“What’s the meaning of this?” Rayad demanded of the man with the whip.
His flaccid face knotted in an ugly scowl. “None of your business. He’s my slave.”
Rayad planted his fists on his hips and glared down at the man who stood a few inches shorter. “Slave or not, no man should be treated in such a manner.”
Jasper let out a cruel bark of laughter. “He’s no man.”
He reached for the gladiator’s hair again and yanked it up on the side. Rayad’s breath snagged halfway up his throat. The young slave’s ear came to a noticeable point.
Sneering, Jasper shoved the gladiator’s head away as if he were the most disgusting thing in Ilyon. “He’s half ryrik.”
The mixed blood slave looked up, and his sea-blue eyes almost glowed behind the strands of hair that fell in his face. His gaze locked with Rayad’s. Defiance and danger flashed in the cold, diamond-hard light, but deeper writhed the shadows of a tortured soul.

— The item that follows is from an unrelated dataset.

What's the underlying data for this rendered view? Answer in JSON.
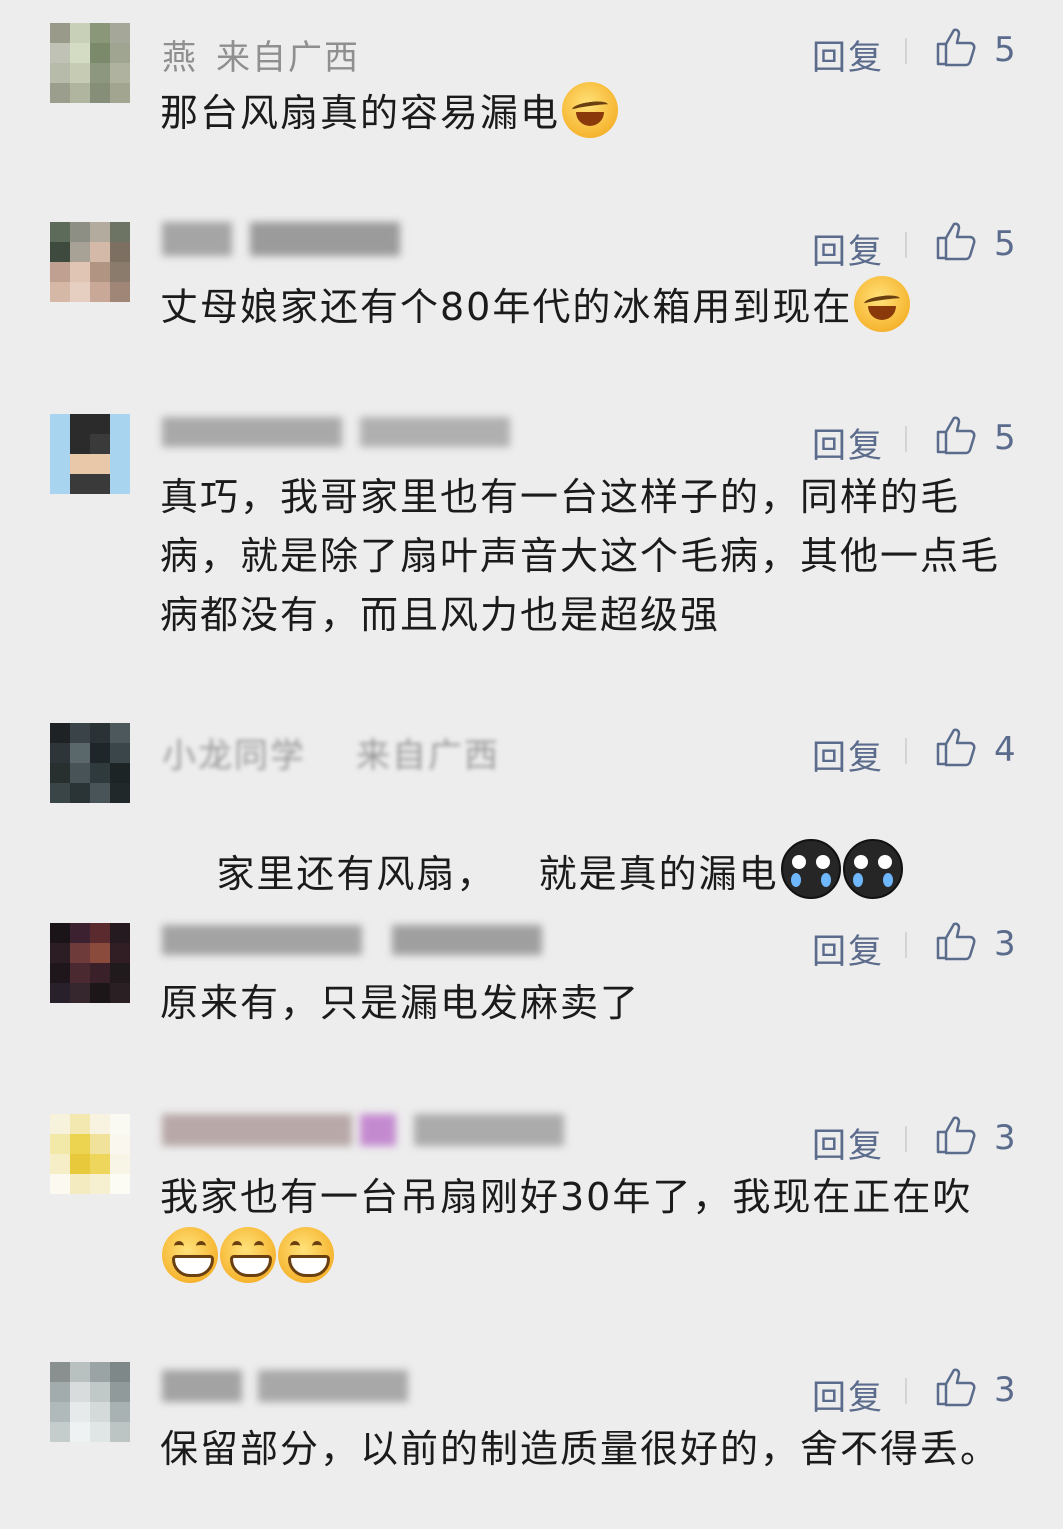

Thank you, Jaye, for sharing with us today! It's exciting to learn of your work and your publishing adventures.
What do you think, imps? Ready to dive into some exciting fantasy? You can grab Resistance right away and, while waiting for book 2 to release, snatch up Jaye's other fantasy work written as Molly Evangeline. Lots of great reading to last you a while!
Jaye is generously offering an ebook giveaway for Resistance, so be certain to enter your name. And don't miss this opportunity to chat with Jaye about her writing, reading, jewelry-making . . . whatever you like! a Rafflecopter giveaway